“Without question, the smart phone has revolutionized how consumers leverage technology to simplify their lives and make better, informed shopping decisions,” Hale says. “At the same time, CPG manufacturers and retailers have developed online and social marketing and brand/banner-specific apps to increase consumer loyalty, build sales and create a competitive advantage. This trend will undoubtedly continue and bring about game-changing innovations to our retail world.”
For more information, visit www.nielsen.com.
Sweet Candy hires Greg Cater to lead business development
Salt Lake City-based Sweet Candy Co. has appointed Greg Cater v.p. of business development. He will be responsible for continued brand development and increased distribution.
As part of the company’s sales and marketing team, which includes Richard Kay, president and coo, Curtis Fulton, v.p. of sales; and Bruce Thompson, national sales manager, Cater will oversee Sweet Candy’s business development efforts and contract/private label opportunities Cater, who’s worked in the industry for 14 years, has also served on the National Confectioners Association (NCA) Board of Trustees and is an active board member of the Western Candy Conference.

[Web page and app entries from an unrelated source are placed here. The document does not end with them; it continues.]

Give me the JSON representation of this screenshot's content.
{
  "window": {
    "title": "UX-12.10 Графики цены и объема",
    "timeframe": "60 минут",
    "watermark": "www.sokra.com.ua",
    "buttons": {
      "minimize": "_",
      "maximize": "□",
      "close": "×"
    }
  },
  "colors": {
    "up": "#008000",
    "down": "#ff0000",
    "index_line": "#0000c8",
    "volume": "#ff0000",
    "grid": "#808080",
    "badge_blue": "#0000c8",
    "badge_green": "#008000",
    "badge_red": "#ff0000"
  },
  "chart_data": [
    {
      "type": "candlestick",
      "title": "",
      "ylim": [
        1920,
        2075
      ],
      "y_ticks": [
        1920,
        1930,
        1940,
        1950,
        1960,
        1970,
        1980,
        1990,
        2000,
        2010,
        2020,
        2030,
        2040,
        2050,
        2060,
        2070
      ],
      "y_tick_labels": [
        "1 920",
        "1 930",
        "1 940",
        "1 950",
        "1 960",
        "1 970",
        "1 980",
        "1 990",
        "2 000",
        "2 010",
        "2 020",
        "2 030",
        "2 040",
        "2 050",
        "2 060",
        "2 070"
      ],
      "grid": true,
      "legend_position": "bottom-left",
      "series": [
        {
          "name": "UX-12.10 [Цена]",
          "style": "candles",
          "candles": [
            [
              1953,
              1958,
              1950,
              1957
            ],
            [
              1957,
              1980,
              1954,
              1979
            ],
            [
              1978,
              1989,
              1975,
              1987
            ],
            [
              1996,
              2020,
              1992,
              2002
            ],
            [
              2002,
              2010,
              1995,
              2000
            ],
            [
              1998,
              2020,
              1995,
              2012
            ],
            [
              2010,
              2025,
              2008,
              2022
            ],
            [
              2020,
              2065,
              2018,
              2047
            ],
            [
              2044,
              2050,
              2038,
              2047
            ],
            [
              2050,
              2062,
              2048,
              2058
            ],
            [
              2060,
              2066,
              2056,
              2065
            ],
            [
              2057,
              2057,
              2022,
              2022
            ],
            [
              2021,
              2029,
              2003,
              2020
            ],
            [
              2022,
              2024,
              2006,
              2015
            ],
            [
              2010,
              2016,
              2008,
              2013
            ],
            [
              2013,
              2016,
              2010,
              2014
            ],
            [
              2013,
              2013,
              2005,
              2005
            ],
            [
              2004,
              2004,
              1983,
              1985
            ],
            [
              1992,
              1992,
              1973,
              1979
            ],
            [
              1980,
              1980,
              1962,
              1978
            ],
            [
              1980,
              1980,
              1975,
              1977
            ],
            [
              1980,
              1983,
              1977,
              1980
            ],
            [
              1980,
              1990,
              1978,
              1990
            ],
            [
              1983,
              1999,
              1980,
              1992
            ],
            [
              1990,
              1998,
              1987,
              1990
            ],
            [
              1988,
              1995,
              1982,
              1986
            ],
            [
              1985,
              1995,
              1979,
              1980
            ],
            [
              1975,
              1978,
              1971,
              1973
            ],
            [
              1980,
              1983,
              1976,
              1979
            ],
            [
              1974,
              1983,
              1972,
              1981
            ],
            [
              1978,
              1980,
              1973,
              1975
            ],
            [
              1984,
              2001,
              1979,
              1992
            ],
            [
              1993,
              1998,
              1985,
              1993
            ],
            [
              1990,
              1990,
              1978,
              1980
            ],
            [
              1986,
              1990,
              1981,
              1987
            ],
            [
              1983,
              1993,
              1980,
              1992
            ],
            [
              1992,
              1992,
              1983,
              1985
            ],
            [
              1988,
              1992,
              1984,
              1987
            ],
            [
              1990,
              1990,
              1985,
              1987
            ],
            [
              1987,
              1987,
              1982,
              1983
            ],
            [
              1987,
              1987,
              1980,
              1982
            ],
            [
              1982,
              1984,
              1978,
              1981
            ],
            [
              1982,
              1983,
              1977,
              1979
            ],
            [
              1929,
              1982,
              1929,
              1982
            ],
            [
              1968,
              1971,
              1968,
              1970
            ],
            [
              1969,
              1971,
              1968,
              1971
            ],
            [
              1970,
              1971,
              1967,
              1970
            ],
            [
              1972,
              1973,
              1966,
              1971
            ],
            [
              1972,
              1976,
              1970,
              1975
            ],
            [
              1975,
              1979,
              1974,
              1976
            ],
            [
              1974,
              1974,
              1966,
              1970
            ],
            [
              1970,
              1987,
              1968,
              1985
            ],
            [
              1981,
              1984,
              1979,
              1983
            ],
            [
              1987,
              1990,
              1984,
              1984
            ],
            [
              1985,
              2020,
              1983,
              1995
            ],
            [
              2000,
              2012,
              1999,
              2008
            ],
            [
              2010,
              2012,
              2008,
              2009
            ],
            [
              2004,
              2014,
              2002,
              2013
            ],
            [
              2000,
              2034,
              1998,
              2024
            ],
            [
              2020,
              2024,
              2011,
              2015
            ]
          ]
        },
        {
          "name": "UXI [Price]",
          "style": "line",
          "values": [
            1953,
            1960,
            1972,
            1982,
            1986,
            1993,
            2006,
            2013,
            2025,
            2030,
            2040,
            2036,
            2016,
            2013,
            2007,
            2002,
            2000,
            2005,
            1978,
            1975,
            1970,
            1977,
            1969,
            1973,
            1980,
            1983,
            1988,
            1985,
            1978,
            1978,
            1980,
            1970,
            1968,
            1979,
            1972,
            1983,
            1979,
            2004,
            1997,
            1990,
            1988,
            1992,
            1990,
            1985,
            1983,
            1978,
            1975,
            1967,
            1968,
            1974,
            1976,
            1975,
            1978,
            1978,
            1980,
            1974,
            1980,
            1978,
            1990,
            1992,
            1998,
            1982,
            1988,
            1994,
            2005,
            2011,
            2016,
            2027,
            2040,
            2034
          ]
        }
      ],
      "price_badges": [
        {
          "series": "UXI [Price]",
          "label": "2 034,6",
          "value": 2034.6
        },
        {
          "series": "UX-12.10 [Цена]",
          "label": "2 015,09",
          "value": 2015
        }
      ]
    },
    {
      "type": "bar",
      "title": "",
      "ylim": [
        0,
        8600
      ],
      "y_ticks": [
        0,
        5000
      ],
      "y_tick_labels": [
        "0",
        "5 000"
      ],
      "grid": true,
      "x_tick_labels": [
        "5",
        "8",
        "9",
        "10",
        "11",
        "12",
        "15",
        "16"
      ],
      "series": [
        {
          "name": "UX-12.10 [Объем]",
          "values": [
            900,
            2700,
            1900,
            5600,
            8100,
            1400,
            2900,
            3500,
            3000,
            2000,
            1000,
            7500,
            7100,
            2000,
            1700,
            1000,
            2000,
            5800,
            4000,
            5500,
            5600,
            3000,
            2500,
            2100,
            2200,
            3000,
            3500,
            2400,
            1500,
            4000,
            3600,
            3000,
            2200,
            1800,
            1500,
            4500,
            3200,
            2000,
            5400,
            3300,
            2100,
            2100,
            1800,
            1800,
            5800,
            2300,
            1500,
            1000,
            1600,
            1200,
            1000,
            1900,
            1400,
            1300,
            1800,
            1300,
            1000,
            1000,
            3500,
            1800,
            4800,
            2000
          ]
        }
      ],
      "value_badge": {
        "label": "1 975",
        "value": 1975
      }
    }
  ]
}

“Sweet Candy Co. is excited to broaden its sales and marketing reach with the addition of Greg,” says the company’s president, Richard Kay. “We are proud of our 118-year-old history and look forward to continued growth and success in the years to come with our newly expanded sales and marketing force. Greg’s knowledge of the industry and energy will take us to new markets and help expand channels of trade.”
For more information, visit www.sweetcandy.com.
Lindt USA christens new cocoa roasting facility
Lindt & Sprüngli, one of the world’s leading producers of premium chocolate, today unveiled a new state-of-the-art bean-roasting facility at its U.S. headquarters in Stratham, N.H.
The new 40,000-sq. ft., multimillion-dollar cocoa liquor plant provides the company with the capability to clean, roast and grind cocoa beans and, ultimately, to create cocoa liquor -- a key component in the chocolate production process. The addition allows Lindt USA to control the entire chocolate production process, from bean to finished product, at its Stratham manufacturing plant.
“Lindt’s major investment in the U.S. production facility reinforces our commitment to the highest quality standards and our desire to accommodate the growing consumer demand for premium chocolate,“ said Ernst Tanner, chairman and ceo of the Swiss-based Lindt & Sprüngli Group. “The U.S. cocoa liquor plant is another example of Lindt’s ongoing passion for producing the most premium chocolate made from the finest ingredients.”
To commemorate the facility expansion, Governor John Lynch and the Stratham Board of Selectmen both declared June 16 Lindt Chocolate Day in the state of New Hampshire and in the town of Stratham.
For more information, visit www.lindt.com.
Sweet of the week: NOT JUST CEREAL
NOT JUST CEREAL from Nassau Candy, Hicksville, N.Y., combines the flavor and crunch of real cereal “drenched” in smooth milk chocolate. It comes in four varieties: Fruity O’s, Cinnamon Crunch, Toasted Rice and Honey Toasted O’s. Each is packaged in cute, colorful, easy-to-carry snack packs that are shaped like milk cartons. Made in the USA. The suggested retail price is $2.50 per snack pack.
For more information, call 1-516-433-7100 or visit www.nassaucandy.com.